Marine debris is a world-wide problem. Alaska faces unique challenges with marine debris due to its extensive and largely remote coastline. When trash is disposed improperly, it enters our waterways from the land or boats and can harm ocean wildlife and ecosystems. Marine species often become entangled in or eat debris, resulting in injury or even death. Marine debris can also spread invasive species that hitchhike from other parts of the ocean via trash. The debris that transports invasive species can be common items, like the soda bottles the Montessori Borealis students found at their cleanup. It can also be items found in our homes or larger uncommon items like abandoned boats.
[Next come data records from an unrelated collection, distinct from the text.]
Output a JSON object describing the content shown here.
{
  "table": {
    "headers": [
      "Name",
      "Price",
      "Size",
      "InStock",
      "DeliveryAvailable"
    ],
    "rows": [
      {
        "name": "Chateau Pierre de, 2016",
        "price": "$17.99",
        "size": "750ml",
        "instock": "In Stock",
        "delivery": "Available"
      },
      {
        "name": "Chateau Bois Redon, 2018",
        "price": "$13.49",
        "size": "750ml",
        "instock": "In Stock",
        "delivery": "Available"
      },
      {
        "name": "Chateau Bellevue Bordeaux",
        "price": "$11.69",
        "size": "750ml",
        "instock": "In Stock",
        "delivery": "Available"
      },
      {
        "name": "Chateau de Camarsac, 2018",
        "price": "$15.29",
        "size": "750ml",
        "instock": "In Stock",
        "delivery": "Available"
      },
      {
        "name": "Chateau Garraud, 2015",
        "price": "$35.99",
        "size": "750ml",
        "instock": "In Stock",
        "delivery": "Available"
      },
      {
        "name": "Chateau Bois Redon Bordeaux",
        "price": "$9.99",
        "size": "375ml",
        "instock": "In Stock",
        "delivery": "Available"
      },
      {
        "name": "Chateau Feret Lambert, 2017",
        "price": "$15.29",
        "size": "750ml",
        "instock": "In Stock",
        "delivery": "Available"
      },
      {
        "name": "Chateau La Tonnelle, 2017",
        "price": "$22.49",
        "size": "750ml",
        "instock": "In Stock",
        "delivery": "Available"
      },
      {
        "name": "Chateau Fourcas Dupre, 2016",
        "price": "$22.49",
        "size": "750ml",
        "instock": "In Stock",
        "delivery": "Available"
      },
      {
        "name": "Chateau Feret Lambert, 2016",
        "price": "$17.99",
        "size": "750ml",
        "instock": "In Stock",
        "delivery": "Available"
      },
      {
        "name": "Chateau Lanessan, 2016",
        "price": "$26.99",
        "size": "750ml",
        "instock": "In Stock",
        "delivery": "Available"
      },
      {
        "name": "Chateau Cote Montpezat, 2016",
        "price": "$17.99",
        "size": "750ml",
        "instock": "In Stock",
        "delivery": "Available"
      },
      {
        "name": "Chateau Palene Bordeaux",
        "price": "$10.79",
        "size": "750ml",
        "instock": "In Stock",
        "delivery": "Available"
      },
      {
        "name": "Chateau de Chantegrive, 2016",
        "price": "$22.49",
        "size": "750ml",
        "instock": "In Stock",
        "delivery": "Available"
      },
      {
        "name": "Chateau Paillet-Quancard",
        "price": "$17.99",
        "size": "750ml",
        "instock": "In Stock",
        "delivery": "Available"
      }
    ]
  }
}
You can learn more about marine debris in this award-winning video developed by NOAA.

One of the best ways to address marine debris is to prevent it from entering our waterways in the first place. Education programs, like the ones implemented with the Ocean Guardian School Program, foster responsibility and sustainability from a young age. These programs help kids understand the interconnectedness of human actions to marine environments. NOAA Fisheries has coordinated the Ocean Guardian program in Juneau since 2018.

Flyer for Juneau City-Wide Clean-up

Community Cleanup in Juneau

The non-profit organization Litter Free, Inc. will be hosting their annual community clean-up event on Saturday, April 30 to collect litter from the Juneau area public spaces and the Mendenhall wetlands. With generous support from local government, other non-profits, and businesses—and the hard work of countless volunteers—more than 2 million pounds of trash have been removed from Juneau’s public spaces and wetlands during annual clean-ups since 1985.

Check out litterfree.org for more information about the annual clean-up event!

Last updated by Alaska Regional Office on April 28, 2022

Marine Debris